*** EXTRACTED ENTRIES ***
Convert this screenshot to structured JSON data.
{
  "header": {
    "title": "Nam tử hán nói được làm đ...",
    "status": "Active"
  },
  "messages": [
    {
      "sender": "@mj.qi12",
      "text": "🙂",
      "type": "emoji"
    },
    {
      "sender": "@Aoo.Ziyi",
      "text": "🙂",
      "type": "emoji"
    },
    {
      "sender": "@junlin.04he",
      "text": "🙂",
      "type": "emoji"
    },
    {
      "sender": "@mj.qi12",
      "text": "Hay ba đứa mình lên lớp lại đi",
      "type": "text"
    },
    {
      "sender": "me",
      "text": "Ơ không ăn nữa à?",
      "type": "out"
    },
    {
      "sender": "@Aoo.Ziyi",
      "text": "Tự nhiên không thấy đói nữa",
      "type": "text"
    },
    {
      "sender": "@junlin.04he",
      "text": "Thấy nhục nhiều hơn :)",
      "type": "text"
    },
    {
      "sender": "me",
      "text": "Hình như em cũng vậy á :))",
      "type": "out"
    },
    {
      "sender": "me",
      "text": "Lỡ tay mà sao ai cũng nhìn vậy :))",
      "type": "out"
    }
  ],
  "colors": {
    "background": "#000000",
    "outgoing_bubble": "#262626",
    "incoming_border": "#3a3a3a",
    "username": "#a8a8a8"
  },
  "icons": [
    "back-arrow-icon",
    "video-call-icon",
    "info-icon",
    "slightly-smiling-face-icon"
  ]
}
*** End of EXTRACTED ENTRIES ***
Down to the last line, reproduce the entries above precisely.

• _OUTPUT FOR THIS TASK_:
Convert this screenshot to structured JSON data.
{
  "header": {
    "title": "Nam tử hán nói được làm đ...",
    "status": "Active"
  },
  "messages": [
    {
      "sender": "@mj.qi12",
      "text": "🙂",
      "type": "emoji"
    },
    {
      "sender": "@Aoo.Ziyi",
      "text": "🙂",
      "type": "emoji"
    },
    {
      "sender": "@junlin.04he",
      "text": "🙂",
      "type": "emoji"
    },
    {
      "sender": "@mj.qi12",
      "text": "Hay ba đứa mình lên lớp lại đi",
      "type": "text"
    },
    {
      "sender": "me",
      "text": "Ơ không ăn nữa à?",
      "type": "out"
    },
    {
      "sender": "@Aoo.Ziyi",
      "text": "Tự nhiên không thấy đói nữa",
      "type": "text"
    },
    {
      "sender": "@junlin.04he",
      "text": "Thấy nhục nhiều hơn :)",
      "type": "text"
    },
    {
      "sender": "me",
      "text": "Hình như em cũng vậy á :))",
      "type": "out"
    },
    {
      "sender": "me",
      "text": "Lỡ tay mà sao ai cũng nhìn vậy :))",
      "type": "out"
    }
  ],
  "colors": {
    "background": "#000000",
    "outgoing_bubble": "#262626",
    "incoming_border": "#3a3a3a",
    "username": "#a8a8a8"
  },
  "icons": [
    "back-arrow-icon",
    "video-call-icon",
    "info-icon",
    "slightly-smiling-face-icon"
  ]
}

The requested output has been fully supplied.